What about the data the industry has on buyers and sellers? There are data packages you can buy on consumer behavior and use for analysis, and some brokerages are undoubtedly using them. We can know what magazines people subscribe to, what their buying habits are and all sorts of other stuff. There are companies out there now that provide leads based on a level of certainty that a homeowner might be ready to sell.

But what the internet of things offers is a richer data set that could be used in the same way a FICO score is used. It could give us a sense of how a home has been lived in and taken care of.

The Internet of Things and Incentivizing Private Data Access

The value of the internet of things is it allows us the convenience of control but also gives us insight into how we live. Think of personal fitness trackers. They provide data on how many steps we take on any given day as well as for other physical activities. This information allows us to make better decisions about how we live. Insurance companies and corporate health programs are taking notice and incorporating these devices into their costs. They are providing discounts to policy holders for access to some of the data on the wearables. People are willing to part with this data because there’s an added benefit to them for it.

So, wearables are already seeing programs introduced to incentivize good behavior. What about smart home technology? Are there incentivized programs for data access? The answer is yes. There are examples in the utility industry and insurance industry. A common example I use when speaking is that of thermostats. Utilities are incentivizing access to thermostats for the ability to adjust them to manage load on the grid. In Chicago, for example, our utility will give us a $100 rebate if we install a smart thermostat from either Nest or Ecobee. The gas company will give us an additional $50. The programs you enroll in allow access and control of the thermostats for the express purpose of keeping load down. The hidden benefit for the consumer is reduced energy costs as well.

Insurance companies are working on home insurance and smart home devices. Liberty Mutual will give you a Nest Protect ($99 smoke/CO detector) and up to 5% off of premiums if you enroll in their home insurance. There are also insurance companies funding multi-function sensors and offering discounts on burglary insurance with smart cameras being incentivized as part of these programs.

What Could Private Data Access Look Like in Real Estate?

Seeing how insurance and utilities are incentivizing this data access, what does it mean for real estate? How soon will it be until a brokerage offers rebates to homeowners who give them access to their smart home data? What could they use this data for?

One of the scenarios that I hate thinking about but see it coming is incentivizing access to this data as a qualifier for a loan. So, let’s say you’ve been living in a home for 7 years and you’ve decided you want to move. In order to qualify for a loan to move into this new home, you need to give the bank access to data on a few things:

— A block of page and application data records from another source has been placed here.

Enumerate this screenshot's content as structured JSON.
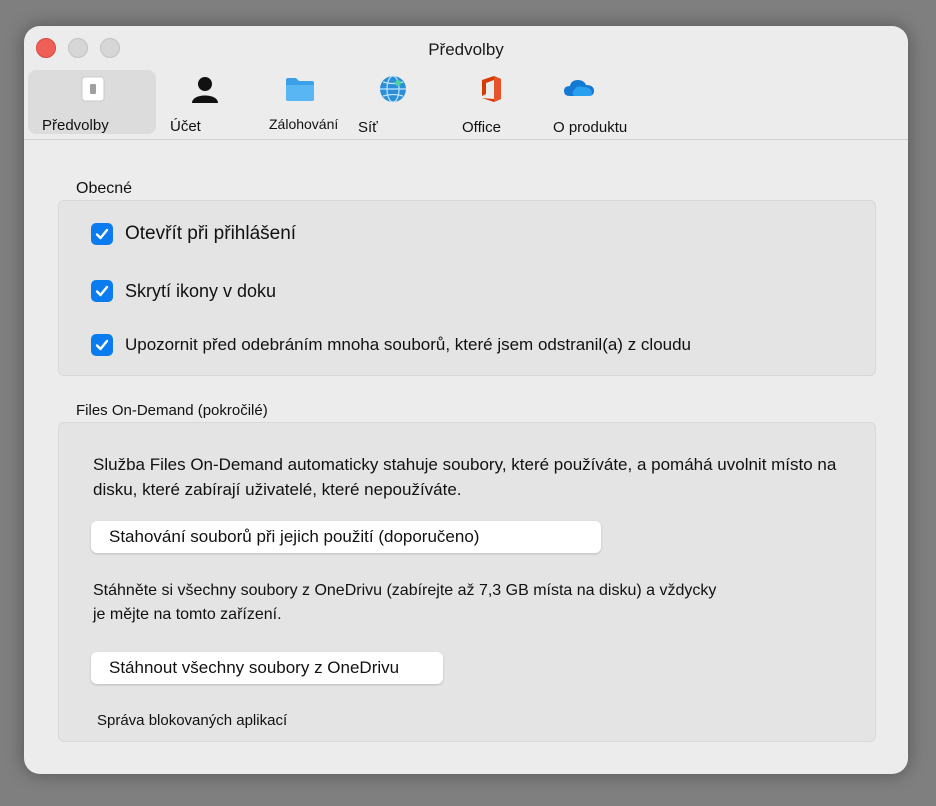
{
  "window": {
    "title": "Předvolby"
  },
  "tabs": [
    {
      "label": "Předvolby",
      "icon": "switch-icon",
      "selected": true
    },
    {
      "label": "Účet",
      "icon": "person-icon"
    },
    {
      "label": "Zálohování",
      "icon": "folder-icon"
    },
    {
      "label": "Síť",
      "icon": "globe-icon"
    },
    {
      "label": "Office",
      "icon": "office-icon"
    },
    {
      "label": "O produktu",
      "icon": "cloud-icon"
    }
  ],
  "general": {
    "title": "Obecné",
    "options": [
      {
        "label": "Otevřít při přihlášení",
        "checked": true
      },
      {
        "label": "Skrytí ikony v doku",
        "checked": true
      },
      {
        "label": "Upozornit před odebráním mnoha souborů, které jsem odstranil(a) z cloudu",
        "checked": true
      }
    ]
  },
  "fod": {
    "title": "Files On-Demand (pokročilé)",
    "description_line1": "Služba Files On-Demand automaticky stahuje soubory, které používáte, a pomáhá uvolnit místo na",
    "description_line2": "disku, které zabírají uživatelé, které nepoužíváte.",
    "download_on_use_button": "Stahování souborů při jejich použití (doporučeno)",
    "download_all_text_line1": "Stáhněte si všechny soubory z OneDrivu (zabírejte až 7,3 GB místa na disku) a vždycky",
    "download_all_text_line2": "je mějte na tomto zařízení.",
    "download_all_button": "Stáhnout všechny soubory z OneDrivu",
    "blocked_apps_link": "Správa blokovaných aplikací"
  },
  "colors": {
    "accent": "#0a7cf0",
    "window_bg": "#ececec",
    "panel_bg": "#e4e4e4",
    "close": "#ee5f57"
  }
}
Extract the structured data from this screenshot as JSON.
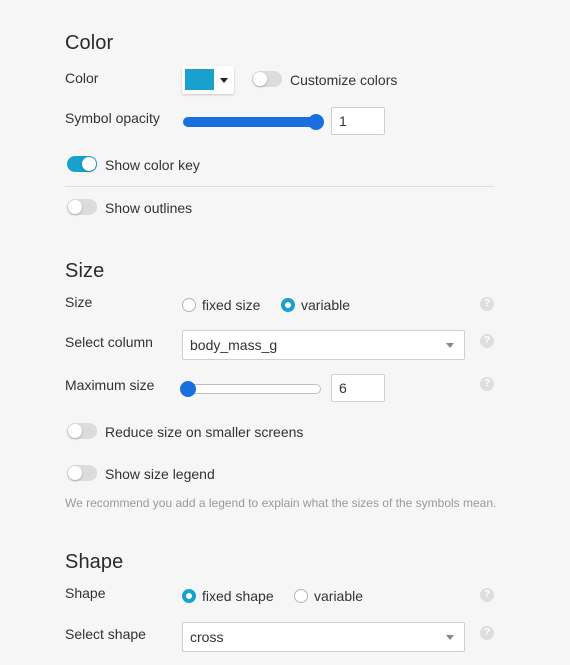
{
  "colors": {
    "accent": "#18a1cd",
    "slider": "#1a6fe0",
    "swatch": "#18a1cd"
  },
  "color_section": {
    "title": "Color",
    "color_label": "Color",
    "customize_label": "Customize colors",
    "customize_on": false,
    "opacity_label": "Symbol opacity",
    "opacity_value": "1",
    "opacity_level": 1.0,
    "show_key_label": "Show color key",
    "show_key_on": true,
    "show_outlines_label": "Show outlines",
    "show_outlines_on": false
  },
  "size_section": {
    "title": "Size",
    "size_label": "Size",
    "size_options": [
      "fixed size",
      "variable"
    ],
    "size_selected": "variable",
    "select_column_label": "Select column",
    "select_column_value": "body_mass_g",
    "max_size_label": "Maximum size",
    "max_size_value": "6",
    "max_size_level": 0.0,
    "reduce_label": "Reduce size on smaller screens",
    "reduce_on": false,
    "legend_label": "Show size legend",
    "legend_on": false,
    "hint": "We recommend you add a legend to explain what the sizes of the symbols mean."
  },
  "shape_section": {
    "title": "Shape",
    "shape_label": "Shape",
    "shape_options": [
      "fixed shape",
      "variable"
    ],
    "shape_selected": "fixed shape",
    "select_shape_label": "Select shape",
    "select_shape_value": "cross"
  },
  "help_glyph": "?"
}
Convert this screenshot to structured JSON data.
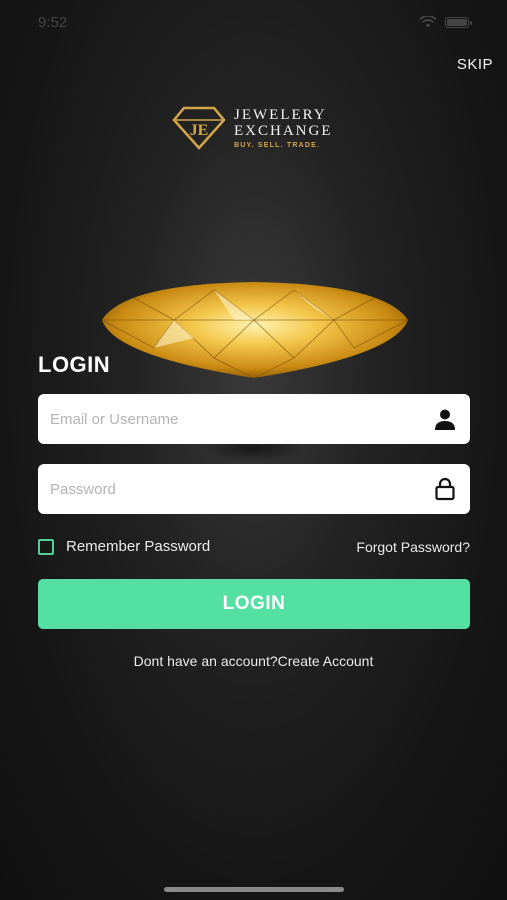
{
  "status_bar": {
    "time": "9:52"
  },
  "header": {
    "skip_label": "SKIP"
  },
  "logo": {
    "line1": "JEWELERY",
    "line2": "EXCHANGE",
    "tagline": "BUY. SELL. TRADE.",
    "monogram": "JE",
    "gold_color": "#d4a64a"
  },
  "form": {
    "title": "LOGIN",
    "email_placeholder": "Email or Username",
    "email_value": "",
    "email_icon": "user-icon",
    "password_placeholder": "Password",
    "password_value": "",
    "password_icon": "lock-icon",
    "remember_label": "Remember Password",
    "remember_checked": false,
    "forgot_label": "Forgot Password?",
    "submit_label": "LOGIN",
    "submit_color": "#55e0a3"
  },
  "footer": {
    "signup_text": "Dont have an account?Create Account"
  }
}
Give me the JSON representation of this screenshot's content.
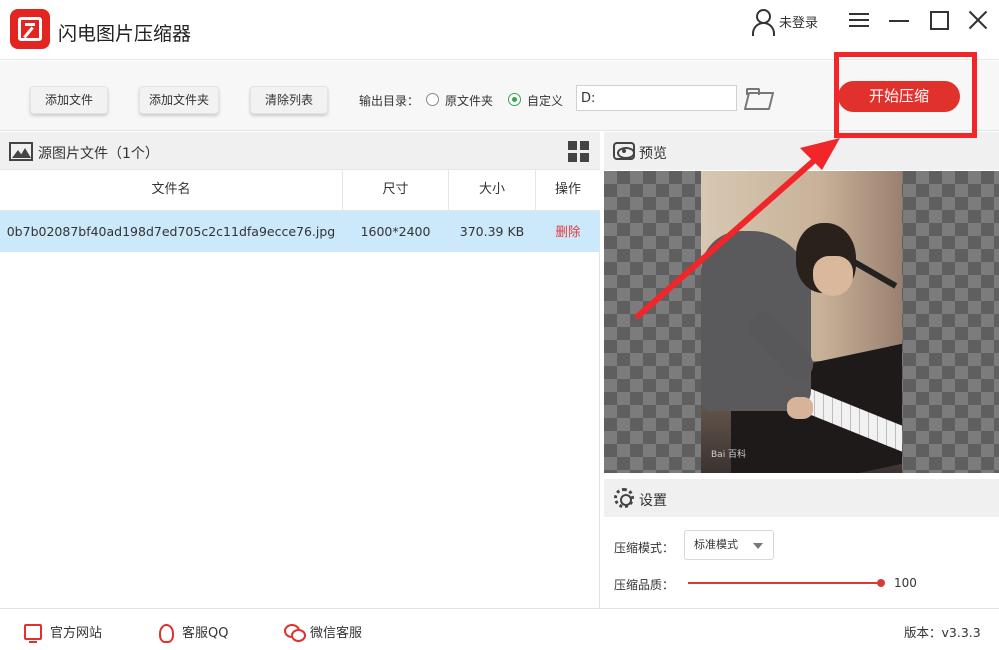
{
  "app": {
    "title": "闪电图片压缩器",
    "user_label": "未登录"
  },
  "toolbar": {
    "add_file": "添加文件",
    "add_folder": "添加文件夹",
    "clear_list": "清除列表",
    "output_label": "输出目录：",
    "option_original": "原文件夹",
    "option_custom": "自定义",
    "output_path": "D:",
    "start_button": "开始压缩",
    "selected_option": "自定义"
  },
  "file_panel": {
    "title": "源图片文件（1个）",
    "columns": [
      "文件名",
      "尺寸",
      "大小",
      "操作"
    ],
    "rows": [
      {
        "name": "0b7b02087bf40ad198d7ed705c2c11dfa9ecce76.jpg",
        "dimensions": "1600*2400",
        "size": "370.39 KB",
        "action": "删除"
      }
    ]
  },
  "preview_panel": {
    "title": "预览",
    "watermark": "Bai 百科"
  },
  "settings_panel": {
    "title": "设置",
    "mode_label": "压缩模式：",
    "mode_value": "标准模式",
    "quality_label": "压缩品质：",
    "quality_value": "100",
    "quality_fraction": 1.0
  },
  "footer": {
    "website": "官方网站",
    "qq": "客服QQ",
    "wechat": "微信客服",
    "version": "版本：v3.3.3"
  },
  "colors": {
    "accent_red": "#e0312c",
    "row_selected": "#cce8fb",
    "radio_green": "#2fa84f"
  },
  "icons": {
    "logo": "logo-icon",
    "user": "user-icon",
    "menu": "menu-icon",
    "minimize": "minimize-icon",
    "maximize": "maximize-icon",
    "close": "close-icon",
    "folder": "folder-open-icon",
    "image": "image-icon",
    "grid": "grid-view-icon",
    "eye": "eye-icon",
    "gear": "gear-icon",
    "monitor": "monitor-icon",
    "qq": "qq-icon",
    "wechat": "wechat-icon"
  }
}
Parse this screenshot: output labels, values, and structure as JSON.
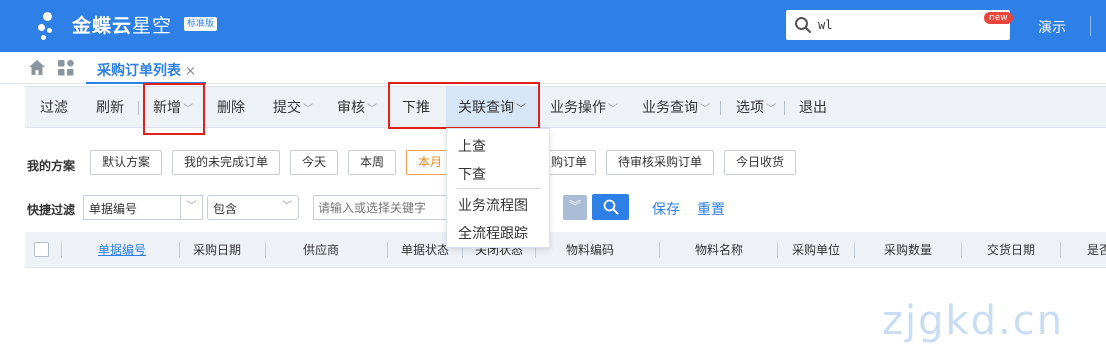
{
  "header": {
    "brand_main": "金蝶云",
    "brand_sub": "星空",
    "edition": "标准版",
    "search_value": "wl",
    "new_badge": "new",
    "user": "演示"
  },
  "tabs": {
    "active_label": "采购订单列表",
    "close_glyph": "×"
  },
  "toolbar": {
    "items": [
      "过滤",
      "刷新",
      "新增",
      "删除",
      "提交",
      "审核",
      "下推",
      "关联查询",
      "业务操作",
      "业务查询",
      "选项",
      "退出"
    ],
    "caret": "﹀"
  },
  "dropdown": {
    "items": [
      "上查",
      "下查",
      "业务流程图",
      "全流程跟踪"
    ]
  },
  "scheme": {
    "label": "我的方案",
    "buttons": [
      "默认方案",
      "我的未完成订单",
      "今天",
      "本周",
      "本月",
      "购订单",
      "待审核采购订单",
      "今日收货"
    ]
  },
  "quick_filter": {
    "label": "快捷过滤",
    "field": "单据编号",
    "operator": "包含",
    "keyword_placeholder": "请输入或选择关键字",
    "save": "保存",
    "reset": "重置"
  },
  "grid": {
    "columns": [
      "单据编号",
      "采购日期",
      "供应商",
      "单据状态",
      "关闭状态",
      "物料编码",
      "物料名称",
      "采购单位",
      "采购数量",
      "交货日期",
      "是否"
    ]
  },
  "watermark": "zjgkd.cn",
  "colors": {
    "brand_blue": "#2e7fe6",
    "highlight_red": "#e0201d",
    "toolbar_bg": "#eef2f7"
  }
}
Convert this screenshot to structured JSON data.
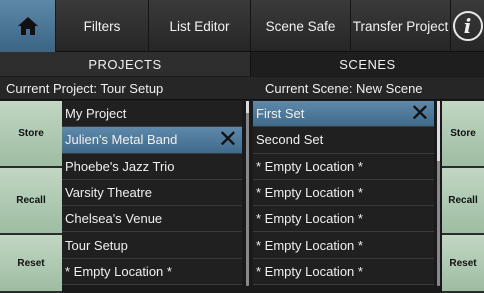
{
  "topbar": {
    "home_icon": "home-icon",
    "buttons": [
      "Filters",
      "List Editor",
      "Scene Safe",
      "Transfer Project"
    ],
    "info_label": "i"
  },
  "sections": {
    "projects": "PROJECTS",
    "scenes": "SCENES"
  },
  "current": {
    "project": "Current Project:  Tour Setup",
    "scene": "Current Scene:  New Scene"
  },
  "side_buttons": {
    "store": "Store",
    "recall": "Recall",
    "reset": "Reset"
  },
  "projects": [
    {
      "label": "My Project"
    },
    {
      "label": "Julien's Metal Band",
      "selected": true
    },
    {
      "label": "Phoebe's Jazz Trio"
    },
    {
      "label": "Varsity Theatre"
    },
    {
      "label": "Chelsea's Venue"
    },
    {
      "label": "Tour Setup"
    },
    {
      "label": "* Empty Location *"
    }
  ],
  "scenes": [
    {
      "label": "First Set",
      "selected": true
    },
    {
      "label": "Second Set"
    },
    {
      "label": "* Empty Location *"
    },
    {
      "label": "* Empty Location *"
    },
    {
      "label": "* Empty Location *"
    },
    {
      "label": "* Empty Location *"
    },
    {
      "label": "* Empty Location *"
    }
  ],
  "delete_glyph": "✕",
  "colors": {
    "selected": "#4f7a9b",
    "side_button": "#b2cbb5",
    "home": "#4d7797"
  }
}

  • How quickly do you change air filters in the home?
  • What was the average CO2 in the home?
  • What type of VOCs are in the home? How quickly were they mitigated?
  • What was the average humidity level in the home?
  • What does HVAC maintenance look like?

You get the idea. Things that don’t matter to us now are questions that could drive how we qualify. Why would humidity matter? If your humidity levels get too high, you will foster mold and bacteria growth in the home. Does this mean your an irresponsible homeowner? Not in my view…but to someone looking at this from a security of investment perspective, it could.

What if this led to variable monthly mortgage payments based on how well you keep the house up? Imagine if data from your air quality sensors would inform how much you pay. What if constant higher humidity levels affected your rates and cost you more? What if you could receive a ‘good owner’s’ discount based on the condition of the HVAC in your house (after an algorithm that looks at airflow, energy usage and regular maintenance determined you were a ‘good owner”)?

Again, I’m not a fan of data being used in this way, but I see a path to it. What do you think? Would you like to have this data used in this way? Would it help you? Would it hinder you? Leave your comments below.